Users may not have access to anything in today’s buzzword parade (SOA, SaaS, etc.),  but they will discover great potential in tools like Microsoft Office.  Innovative users will exploit all their available resources if they have the time and incentive.

Problems will be solved in new ways, costs may go down, and new value may be discovered – if users are empowered.

The revolution may not be scrutinized

In almost any company, certain users have the flexibility to operate on the outskirts of IT’s control.  So experimentation could already be underway.  Using the Office example, users can install a long term trial version in stealthy manner and create the “next great thing” right under the nose of IT.

These installations can grow gradually with minimal impact on operations, and users can solve some really interesting problems for the business by just assembling components. 

D.I.Y. solutions to problems like document management, “Excel hell”, and rich application construction without programming are all possibilities given the capabilities of Office.

But companies must create a structure to reward the curiosity of its innovators.  Fear of job loss is not a motivator.  In today’s world where company loyalty has dwindled on both sides, a collaborative approach to surviving and thriving is not an option, but a requirement.

In a later post, I’ll write about how and where to draw the line in order to reap the benefits of these innovations sustainably.  Then we’ll discuss what this means for vendors.





Economic necessity: where have all the users gone?

14 04 2009

Now is the time for vendors to seek out their buyers and users (and know the difference).  Grassroots user support helps keep a vendor’s platform relevant and endorsed as critical infrastructure.  Vendors that take an active role in assisting users will also make users shine and avoid “going legacy”.

The strategy is simple to articulate, but hard to deliver: change the argument from “cost savings” to “new value” as easily as plausible.

Keep in mind that vendors also need to show momentum to buyers.  By acknowledging appropriate compatibility and buzzwords surrounding their product, they stay viable from a customer-funding standpoint.

User shrinkage

Layoffs have many layered, long term effects.  Users and buyers at customer installations will be faced with some very difficult and immediate cost-cutting decisions.

For software companies, that means familiar users and buyers may disappear or “go dark”.  This triggers a cycle which could slow software releases or cause product stagnation.  None of this helps the case for software upgrades or roll-outs.

Savings as a Service?

During cost-cutting season, users will look under every rock for opportunities to keep their teams employed and food on the table.  If users look under your “rock” and find a shiny new replacement technology with promise, you’ve got problems.

Everyone’s heard of “the cloud” right?  Vendors offering tangible, useful services in the cloud may help IT staff and users alike carve out narrow savings and innovation opportunities.

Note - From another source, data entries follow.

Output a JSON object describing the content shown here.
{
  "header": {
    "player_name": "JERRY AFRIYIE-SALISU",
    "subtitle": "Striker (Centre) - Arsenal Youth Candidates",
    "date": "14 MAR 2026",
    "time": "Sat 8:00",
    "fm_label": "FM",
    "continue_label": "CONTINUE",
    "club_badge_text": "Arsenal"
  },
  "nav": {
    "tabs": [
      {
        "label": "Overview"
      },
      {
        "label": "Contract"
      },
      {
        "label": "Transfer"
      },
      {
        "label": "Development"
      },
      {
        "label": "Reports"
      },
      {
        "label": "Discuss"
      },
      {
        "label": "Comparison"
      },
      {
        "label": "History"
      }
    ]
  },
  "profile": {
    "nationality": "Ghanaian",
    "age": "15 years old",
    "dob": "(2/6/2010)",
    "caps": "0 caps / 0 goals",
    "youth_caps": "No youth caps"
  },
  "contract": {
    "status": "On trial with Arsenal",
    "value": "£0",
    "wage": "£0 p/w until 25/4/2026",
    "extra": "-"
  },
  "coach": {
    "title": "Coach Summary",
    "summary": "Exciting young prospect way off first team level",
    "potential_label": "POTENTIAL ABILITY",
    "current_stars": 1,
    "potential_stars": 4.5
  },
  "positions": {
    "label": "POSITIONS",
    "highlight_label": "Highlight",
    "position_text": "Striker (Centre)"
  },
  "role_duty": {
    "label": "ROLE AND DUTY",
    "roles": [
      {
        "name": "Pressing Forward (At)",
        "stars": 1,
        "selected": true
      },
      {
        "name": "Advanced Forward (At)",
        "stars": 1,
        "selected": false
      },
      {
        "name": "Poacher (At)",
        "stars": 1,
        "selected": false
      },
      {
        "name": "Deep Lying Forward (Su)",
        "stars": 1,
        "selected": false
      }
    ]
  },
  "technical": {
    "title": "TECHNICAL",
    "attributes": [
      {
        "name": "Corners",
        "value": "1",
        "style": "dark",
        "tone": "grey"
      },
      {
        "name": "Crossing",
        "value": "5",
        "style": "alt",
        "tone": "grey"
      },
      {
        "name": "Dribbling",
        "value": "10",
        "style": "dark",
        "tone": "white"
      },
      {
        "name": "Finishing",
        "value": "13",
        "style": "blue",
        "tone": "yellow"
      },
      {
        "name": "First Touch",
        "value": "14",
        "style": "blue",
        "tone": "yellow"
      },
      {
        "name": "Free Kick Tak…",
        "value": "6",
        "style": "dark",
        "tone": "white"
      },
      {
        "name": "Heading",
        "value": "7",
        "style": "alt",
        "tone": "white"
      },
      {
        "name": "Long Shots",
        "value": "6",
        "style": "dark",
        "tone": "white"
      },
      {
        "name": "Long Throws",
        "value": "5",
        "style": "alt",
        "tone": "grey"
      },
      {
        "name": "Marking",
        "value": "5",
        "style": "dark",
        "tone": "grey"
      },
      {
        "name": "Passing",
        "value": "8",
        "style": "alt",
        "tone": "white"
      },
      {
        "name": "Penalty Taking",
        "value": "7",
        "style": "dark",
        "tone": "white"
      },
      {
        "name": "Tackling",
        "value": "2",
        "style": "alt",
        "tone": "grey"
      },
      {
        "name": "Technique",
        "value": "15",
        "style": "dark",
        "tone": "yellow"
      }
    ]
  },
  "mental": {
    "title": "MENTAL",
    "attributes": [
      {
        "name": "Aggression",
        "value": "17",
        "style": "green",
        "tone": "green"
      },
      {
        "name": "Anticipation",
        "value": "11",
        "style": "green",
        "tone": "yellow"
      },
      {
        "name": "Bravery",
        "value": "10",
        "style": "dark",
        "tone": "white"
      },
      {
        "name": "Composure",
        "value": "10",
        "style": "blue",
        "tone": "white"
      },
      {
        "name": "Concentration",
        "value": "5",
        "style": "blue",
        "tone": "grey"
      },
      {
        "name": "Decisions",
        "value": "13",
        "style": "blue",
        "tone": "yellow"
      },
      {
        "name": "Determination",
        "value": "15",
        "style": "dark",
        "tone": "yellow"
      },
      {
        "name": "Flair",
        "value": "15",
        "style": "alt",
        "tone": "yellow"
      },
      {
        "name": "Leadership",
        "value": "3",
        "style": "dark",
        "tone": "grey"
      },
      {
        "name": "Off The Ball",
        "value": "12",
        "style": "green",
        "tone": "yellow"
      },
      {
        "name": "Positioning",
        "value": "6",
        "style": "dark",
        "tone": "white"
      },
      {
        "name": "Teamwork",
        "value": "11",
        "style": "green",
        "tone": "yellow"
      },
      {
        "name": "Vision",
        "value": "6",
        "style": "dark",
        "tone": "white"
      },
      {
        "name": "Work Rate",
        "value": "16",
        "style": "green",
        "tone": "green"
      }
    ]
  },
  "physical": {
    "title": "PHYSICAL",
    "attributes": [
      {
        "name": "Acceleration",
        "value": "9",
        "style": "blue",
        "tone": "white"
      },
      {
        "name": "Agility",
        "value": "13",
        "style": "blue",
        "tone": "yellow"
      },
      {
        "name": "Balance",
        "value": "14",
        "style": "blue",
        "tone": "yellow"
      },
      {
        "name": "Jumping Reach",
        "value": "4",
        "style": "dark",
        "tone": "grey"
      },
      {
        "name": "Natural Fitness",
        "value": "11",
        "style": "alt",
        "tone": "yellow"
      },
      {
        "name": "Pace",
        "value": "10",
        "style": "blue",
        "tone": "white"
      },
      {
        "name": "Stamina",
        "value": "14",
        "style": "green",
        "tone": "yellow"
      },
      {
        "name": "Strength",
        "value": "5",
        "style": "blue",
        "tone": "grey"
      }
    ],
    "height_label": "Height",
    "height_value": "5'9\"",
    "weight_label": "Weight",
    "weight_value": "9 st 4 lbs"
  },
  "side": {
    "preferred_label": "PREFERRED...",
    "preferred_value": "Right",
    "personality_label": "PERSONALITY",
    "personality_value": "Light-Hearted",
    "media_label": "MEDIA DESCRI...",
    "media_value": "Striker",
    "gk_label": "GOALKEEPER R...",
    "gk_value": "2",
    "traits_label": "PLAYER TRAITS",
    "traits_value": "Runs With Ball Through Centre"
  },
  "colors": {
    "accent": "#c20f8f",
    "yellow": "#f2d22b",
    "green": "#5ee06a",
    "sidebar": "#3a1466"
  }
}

Software as a service (SaaS), Infrastructure as a Service (IaaS), Platform as a Service (PaaS) and even Datacenters as a Service (DaaS?) have all received  much attention in the recent past (much like SOA used to).  Heck, I even wrote a couple articles about SaaS and manufacturing in 2008.  The cloud is now chock full of capable, credible options.

Remember: upgrades are ugly, so if the cloud fixes a problem appropriately, it’s on the table.

However, disrupting the status quo is a difficult decision.  The switching costs associated with swapping out an existing application or infrastructure may be too great to undertake as customer staff and support wane.

But trading on fear, uncertainty and doubt is not the answer.

Get tangible before the pressure builds

Immediate value is something vendors need to demonstrate hand-in-hand with users to maintain relevancy.  Working with customers early to understand their objectives can keep their user support base on staff while uncovering new, valuable opportunities.

Know your landscape: vendors threatened by the cloud or that lack a “cloud positioning strategy” had better create one. 

Adopting a proactive stance may turn a potential liability into an asset and transform a “cost savings” argument for displacement into “new value” built on existing assets.